TASK INPUT section start
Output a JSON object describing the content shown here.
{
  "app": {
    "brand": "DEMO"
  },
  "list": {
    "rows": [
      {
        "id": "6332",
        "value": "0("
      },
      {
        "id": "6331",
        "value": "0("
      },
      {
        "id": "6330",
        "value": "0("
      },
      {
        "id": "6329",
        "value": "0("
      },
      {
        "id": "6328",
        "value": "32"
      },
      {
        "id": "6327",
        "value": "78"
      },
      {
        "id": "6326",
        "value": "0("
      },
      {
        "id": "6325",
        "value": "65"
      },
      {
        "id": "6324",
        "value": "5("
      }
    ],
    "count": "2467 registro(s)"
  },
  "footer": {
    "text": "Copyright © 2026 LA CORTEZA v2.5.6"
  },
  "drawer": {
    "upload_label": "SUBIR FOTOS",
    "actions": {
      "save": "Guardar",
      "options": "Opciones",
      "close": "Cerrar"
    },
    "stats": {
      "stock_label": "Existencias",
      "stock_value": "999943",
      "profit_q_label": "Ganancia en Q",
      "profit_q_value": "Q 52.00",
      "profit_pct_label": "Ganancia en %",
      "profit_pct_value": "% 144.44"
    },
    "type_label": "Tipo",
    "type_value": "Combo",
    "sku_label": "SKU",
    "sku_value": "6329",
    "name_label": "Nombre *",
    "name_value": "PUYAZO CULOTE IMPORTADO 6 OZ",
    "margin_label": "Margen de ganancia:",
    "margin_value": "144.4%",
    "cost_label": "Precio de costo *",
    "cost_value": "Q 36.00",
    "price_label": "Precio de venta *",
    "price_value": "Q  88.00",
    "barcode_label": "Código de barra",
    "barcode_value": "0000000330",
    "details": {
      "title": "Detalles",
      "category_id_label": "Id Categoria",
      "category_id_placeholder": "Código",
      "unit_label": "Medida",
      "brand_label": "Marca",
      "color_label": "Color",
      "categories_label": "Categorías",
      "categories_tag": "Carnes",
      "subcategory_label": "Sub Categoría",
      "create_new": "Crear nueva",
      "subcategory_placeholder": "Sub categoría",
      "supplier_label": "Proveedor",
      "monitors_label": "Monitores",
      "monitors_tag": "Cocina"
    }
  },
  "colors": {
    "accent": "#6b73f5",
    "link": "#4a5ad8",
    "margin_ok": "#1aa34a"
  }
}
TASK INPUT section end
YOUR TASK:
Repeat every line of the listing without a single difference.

ANSWER SPACE:
Output a JSON object describing the content shown here.
{
  "app": {
    "brand": "DEMO"
  },
  "list": {
    "rows": [
      {
        "id": "6332",
        "value": "0("
      },
      {
        "id": "6331",
        "value": "0("
      },
      {
        "id": "6330",
        "value": "0("
      },
      {
        "id": "6329",
        "value": "0("
      },
      {
        "id": "6328",
        "value": "32"
      },
      {
        "id": "6327",
        "value": "78"
      },
      {
        "id": "6326",
        "value": "0("
      },
      {
        "id": "6325",
        "value": "65"
      },
      {
        "id": "6324",
        "value": "5("
      }
    ],
    "count": "2467 registro(s)"
  },
  "footer": {
    "text": "Copyright © 2026 LA CORTEZA v2.5.6"
  },
  "drawer": {
    "upload_label": "SUBIR FOTOS",
    "actions": {
      "save": "Guardar",
      "options": "Opciones",
      "close": "Cerrar"
    },
    "stats": {
      "stock_label": "Existencias",
      "stock_value": "999943",
      "profit_q_label": "Ganancia en Q",
      "profit_q_value": "Q 52.00",
      "profit_pct_label": "Ganancia en %",
      "profit_pct_value": "% 144.44"
    },
    "type_label": "Tipo",
    "type_value": "Combo",
    "sku_label": "SKU",
    "sku_value": "6329",
    "name_label": "Nombre *",
    "name_value": "PUYAZO CULOTE IMPORTADO 6 OZ",
    "margin_label": "Margen de ganancia:",
    "margin_value": "144.4%",
    "cost_label": "Precio de costo *",
    "cost_value": "Q 36.00",
    "price_label": "Precio de venta *",
    "price_value": "Q  88.00",
    "barcode_label": "Código de barra",
    "barcode_value": "0000000330",
    "details": {
      "title": "Detalles",
      "category_id_label": "Id Categoria",
      "category_id_placeholder": "Código",
      "unit_label": "Medida",
      "brand_label": "Marca",
      "color_label": "Color",
      "categories_label": "Categorías",
      "categories_tag": "Carnes",
      "subcategory_label": "Sub Categoría",
      "create_new": "Crear nueva",
      "subcategory_placeholder": "Sub categoría",
      "supplier_label": "Proveedor",
      "monitors_label": "Monitores",
      "monitors_tag": "Cocina"
    }
  },
  "colors": {
    "accent": "#6b73f5",
    "link": "#4a5ad8",
    "margin_ok": "#1aa34a"
  }
}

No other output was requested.